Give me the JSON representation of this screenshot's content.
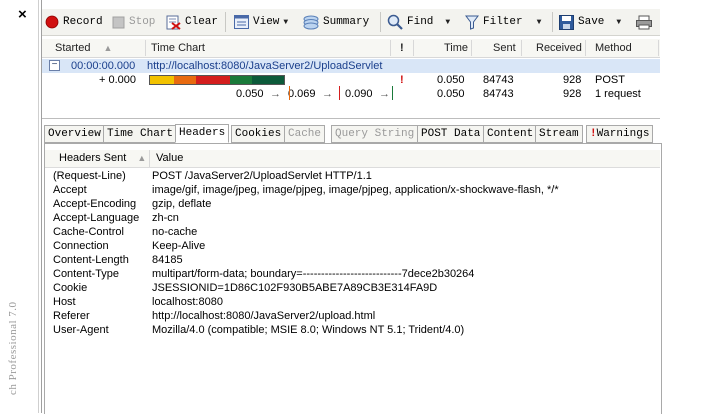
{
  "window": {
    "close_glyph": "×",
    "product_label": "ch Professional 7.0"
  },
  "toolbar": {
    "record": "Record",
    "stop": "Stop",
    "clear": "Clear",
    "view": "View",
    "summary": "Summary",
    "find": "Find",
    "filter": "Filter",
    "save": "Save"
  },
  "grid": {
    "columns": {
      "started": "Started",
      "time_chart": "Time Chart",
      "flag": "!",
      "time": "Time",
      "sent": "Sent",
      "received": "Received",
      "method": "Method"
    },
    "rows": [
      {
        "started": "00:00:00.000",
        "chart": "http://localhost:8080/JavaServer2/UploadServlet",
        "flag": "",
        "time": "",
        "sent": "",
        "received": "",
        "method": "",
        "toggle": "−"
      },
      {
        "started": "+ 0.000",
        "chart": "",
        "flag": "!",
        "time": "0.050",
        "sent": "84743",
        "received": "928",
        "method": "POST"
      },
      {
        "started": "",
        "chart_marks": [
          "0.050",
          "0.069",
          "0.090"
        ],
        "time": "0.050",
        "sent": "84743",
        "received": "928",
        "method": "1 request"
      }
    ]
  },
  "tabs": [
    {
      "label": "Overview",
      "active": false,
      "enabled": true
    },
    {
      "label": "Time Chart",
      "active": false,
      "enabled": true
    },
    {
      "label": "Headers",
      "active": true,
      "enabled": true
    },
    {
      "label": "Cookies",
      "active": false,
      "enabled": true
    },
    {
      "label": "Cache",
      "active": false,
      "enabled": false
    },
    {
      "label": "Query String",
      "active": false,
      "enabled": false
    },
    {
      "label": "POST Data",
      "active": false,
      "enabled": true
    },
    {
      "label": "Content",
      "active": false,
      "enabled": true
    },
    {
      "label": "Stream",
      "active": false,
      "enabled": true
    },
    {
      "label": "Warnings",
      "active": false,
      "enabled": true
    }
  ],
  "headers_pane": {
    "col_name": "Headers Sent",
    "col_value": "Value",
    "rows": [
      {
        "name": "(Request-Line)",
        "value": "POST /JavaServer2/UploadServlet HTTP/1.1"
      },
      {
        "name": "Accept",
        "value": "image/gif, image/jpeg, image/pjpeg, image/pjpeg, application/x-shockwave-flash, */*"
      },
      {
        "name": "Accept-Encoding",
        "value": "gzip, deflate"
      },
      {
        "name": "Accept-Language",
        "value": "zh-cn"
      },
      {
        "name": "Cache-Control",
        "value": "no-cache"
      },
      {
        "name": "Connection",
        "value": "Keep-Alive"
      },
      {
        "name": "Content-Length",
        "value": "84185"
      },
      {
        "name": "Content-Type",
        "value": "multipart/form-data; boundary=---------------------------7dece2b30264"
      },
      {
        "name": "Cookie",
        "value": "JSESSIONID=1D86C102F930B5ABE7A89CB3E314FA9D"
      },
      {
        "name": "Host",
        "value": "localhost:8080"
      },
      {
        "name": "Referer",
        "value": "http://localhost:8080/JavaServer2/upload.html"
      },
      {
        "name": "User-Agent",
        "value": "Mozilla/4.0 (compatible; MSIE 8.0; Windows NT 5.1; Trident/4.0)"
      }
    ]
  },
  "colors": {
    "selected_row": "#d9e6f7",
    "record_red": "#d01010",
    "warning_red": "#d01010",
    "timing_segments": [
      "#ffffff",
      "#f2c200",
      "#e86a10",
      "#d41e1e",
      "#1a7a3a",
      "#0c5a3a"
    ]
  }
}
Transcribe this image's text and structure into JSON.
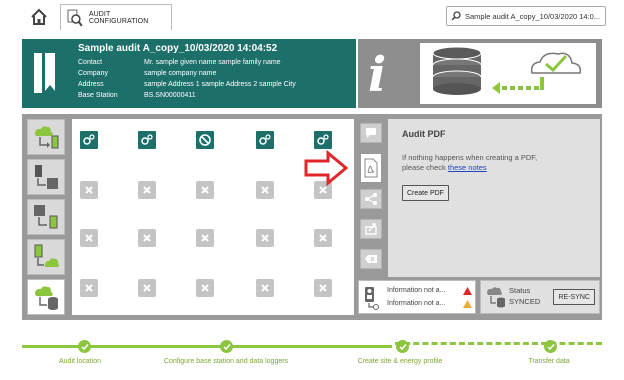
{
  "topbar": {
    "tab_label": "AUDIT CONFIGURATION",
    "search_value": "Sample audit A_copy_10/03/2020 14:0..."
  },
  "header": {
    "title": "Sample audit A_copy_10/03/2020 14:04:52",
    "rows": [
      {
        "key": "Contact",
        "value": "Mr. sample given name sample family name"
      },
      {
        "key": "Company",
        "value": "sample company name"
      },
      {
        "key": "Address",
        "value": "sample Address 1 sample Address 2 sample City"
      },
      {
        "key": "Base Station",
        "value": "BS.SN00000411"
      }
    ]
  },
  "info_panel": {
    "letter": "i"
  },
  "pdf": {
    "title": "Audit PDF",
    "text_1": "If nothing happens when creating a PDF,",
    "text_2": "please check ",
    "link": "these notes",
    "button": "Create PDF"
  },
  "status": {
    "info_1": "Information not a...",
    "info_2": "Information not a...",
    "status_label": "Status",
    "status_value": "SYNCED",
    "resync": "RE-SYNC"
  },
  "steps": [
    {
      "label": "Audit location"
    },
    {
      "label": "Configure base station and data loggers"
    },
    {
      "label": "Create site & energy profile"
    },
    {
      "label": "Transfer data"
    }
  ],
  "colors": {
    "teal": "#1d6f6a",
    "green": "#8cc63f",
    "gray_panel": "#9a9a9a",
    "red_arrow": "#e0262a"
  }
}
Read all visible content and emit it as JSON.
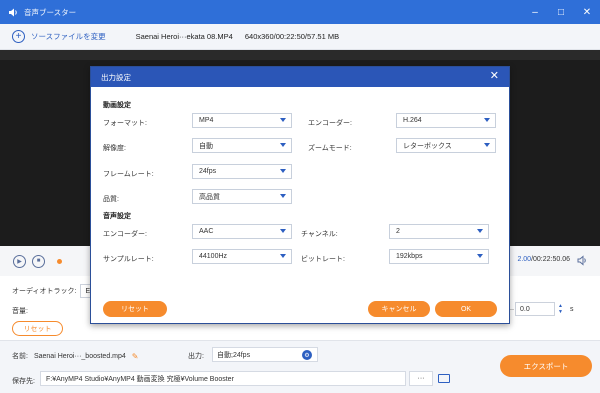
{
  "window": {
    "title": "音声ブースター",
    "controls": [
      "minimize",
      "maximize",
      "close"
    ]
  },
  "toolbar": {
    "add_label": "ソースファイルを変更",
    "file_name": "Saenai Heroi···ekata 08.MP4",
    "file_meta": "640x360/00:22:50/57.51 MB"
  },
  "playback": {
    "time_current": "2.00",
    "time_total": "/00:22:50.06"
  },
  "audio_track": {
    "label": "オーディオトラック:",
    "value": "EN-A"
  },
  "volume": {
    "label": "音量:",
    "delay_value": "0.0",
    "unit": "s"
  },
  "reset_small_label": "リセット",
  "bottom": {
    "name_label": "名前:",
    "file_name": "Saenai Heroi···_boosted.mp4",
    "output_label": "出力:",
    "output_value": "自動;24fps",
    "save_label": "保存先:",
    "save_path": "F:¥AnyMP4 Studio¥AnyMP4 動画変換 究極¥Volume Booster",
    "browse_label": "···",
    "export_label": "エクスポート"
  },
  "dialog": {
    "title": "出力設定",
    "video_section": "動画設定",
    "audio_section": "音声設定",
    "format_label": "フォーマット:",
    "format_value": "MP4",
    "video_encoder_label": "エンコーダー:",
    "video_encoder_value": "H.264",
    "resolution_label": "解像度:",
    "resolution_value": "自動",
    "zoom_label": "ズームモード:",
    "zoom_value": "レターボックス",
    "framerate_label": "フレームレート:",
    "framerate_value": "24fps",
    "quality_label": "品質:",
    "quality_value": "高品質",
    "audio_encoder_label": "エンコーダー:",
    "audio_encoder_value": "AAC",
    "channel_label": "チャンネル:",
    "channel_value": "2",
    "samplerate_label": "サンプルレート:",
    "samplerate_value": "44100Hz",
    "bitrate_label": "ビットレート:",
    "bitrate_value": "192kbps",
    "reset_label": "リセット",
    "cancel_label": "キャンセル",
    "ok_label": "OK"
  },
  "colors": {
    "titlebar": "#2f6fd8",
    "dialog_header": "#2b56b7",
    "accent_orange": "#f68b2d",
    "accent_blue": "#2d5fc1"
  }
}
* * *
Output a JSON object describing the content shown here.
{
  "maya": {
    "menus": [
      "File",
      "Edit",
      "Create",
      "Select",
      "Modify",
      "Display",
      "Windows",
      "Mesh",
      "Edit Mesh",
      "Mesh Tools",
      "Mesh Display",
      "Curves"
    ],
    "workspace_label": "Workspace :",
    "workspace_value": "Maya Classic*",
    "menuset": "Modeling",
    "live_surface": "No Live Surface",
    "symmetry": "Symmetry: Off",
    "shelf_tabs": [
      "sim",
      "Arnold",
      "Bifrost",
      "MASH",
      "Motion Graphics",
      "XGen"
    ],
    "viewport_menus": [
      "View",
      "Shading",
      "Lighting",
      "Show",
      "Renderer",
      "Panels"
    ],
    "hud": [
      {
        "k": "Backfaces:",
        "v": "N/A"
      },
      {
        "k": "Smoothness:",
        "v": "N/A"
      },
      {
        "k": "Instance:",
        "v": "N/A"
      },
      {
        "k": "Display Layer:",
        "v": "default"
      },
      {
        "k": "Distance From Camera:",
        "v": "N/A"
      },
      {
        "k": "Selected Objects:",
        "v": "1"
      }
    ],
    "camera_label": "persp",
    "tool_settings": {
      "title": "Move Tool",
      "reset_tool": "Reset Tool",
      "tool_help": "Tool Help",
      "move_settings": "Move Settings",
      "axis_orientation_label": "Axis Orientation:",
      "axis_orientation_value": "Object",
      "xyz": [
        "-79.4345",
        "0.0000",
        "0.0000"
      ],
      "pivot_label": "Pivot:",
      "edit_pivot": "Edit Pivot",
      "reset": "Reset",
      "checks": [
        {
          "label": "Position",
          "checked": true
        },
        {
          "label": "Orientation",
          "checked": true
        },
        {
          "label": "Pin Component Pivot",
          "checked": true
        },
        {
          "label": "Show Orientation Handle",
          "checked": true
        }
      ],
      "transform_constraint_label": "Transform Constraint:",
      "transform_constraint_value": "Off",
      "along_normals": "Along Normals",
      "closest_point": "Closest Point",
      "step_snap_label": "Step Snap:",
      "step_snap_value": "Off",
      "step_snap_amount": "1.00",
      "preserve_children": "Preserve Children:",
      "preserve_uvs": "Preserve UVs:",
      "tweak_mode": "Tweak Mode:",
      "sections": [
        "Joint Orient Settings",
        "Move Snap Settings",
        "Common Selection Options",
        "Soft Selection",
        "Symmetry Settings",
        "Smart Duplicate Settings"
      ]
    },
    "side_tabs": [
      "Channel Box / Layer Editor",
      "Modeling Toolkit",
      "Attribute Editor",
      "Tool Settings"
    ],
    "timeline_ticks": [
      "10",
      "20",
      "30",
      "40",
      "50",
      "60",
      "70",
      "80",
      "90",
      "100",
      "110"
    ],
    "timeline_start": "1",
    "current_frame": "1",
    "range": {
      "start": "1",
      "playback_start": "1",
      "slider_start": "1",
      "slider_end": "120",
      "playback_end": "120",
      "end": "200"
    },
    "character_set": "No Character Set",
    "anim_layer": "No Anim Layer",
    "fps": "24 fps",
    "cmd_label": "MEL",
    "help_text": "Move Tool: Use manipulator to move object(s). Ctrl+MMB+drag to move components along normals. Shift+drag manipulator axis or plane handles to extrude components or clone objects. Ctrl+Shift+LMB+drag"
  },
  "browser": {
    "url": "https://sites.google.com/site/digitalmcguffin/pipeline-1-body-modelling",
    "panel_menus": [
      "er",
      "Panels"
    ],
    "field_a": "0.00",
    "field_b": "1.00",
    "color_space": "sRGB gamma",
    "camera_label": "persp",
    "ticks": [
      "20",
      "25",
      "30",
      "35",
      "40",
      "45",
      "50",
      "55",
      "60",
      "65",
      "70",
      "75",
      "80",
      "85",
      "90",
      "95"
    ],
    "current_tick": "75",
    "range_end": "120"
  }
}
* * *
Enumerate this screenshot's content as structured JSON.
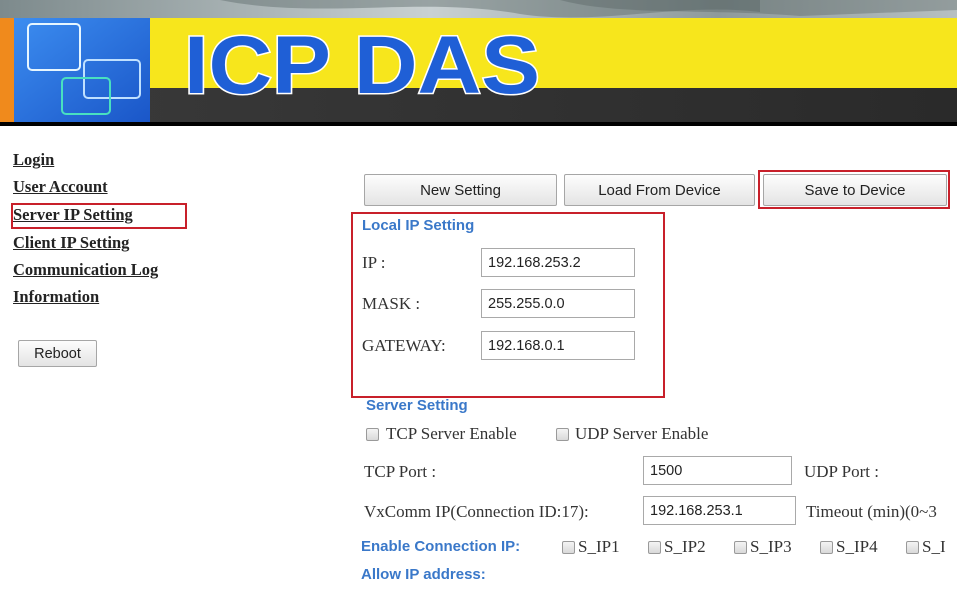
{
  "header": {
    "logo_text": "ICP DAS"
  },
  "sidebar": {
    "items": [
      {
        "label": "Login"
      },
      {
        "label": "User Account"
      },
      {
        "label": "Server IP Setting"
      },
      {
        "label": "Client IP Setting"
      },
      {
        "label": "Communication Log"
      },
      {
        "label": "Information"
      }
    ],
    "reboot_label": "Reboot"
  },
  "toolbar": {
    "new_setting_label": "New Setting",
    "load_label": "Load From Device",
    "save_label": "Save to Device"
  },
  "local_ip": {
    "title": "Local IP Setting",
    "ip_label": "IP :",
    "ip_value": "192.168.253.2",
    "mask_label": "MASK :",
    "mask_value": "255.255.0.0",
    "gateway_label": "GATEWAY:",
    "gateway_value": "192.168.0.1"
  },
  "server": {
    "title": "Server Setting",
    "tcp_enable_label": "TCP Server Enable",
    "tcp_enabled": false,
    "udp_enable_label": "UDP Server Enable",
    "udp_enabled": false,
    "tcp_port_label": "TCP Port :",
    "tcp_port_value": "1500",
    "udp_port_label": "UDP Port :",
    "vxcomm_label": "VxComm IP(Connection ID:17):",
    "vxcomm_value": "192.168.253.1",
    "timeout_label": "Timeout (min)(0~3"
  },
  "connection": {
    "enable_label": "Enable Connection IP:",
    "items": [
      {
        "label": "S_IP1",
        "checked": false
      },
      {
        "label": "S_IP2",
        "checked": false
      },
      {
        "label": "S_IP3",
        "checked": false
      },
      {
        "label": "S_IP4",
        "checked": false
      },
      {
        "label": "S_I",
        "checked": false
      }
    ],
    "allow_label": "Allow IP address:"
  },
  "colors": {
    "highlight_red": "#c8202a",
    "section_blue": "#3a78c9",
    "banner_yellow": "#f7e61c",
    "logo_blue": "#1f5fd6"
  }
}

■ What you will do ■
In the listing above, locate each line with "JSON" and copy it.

■ Solution to this exercise ■
Give me the JSON representation of this screenshot's content.
Transcribe this image's text and structure into JSON.
Read all visible content and emit it as JSON.
Output a JSON object describing the content shown here.
Enumerate this screenshot's content as structured JSON.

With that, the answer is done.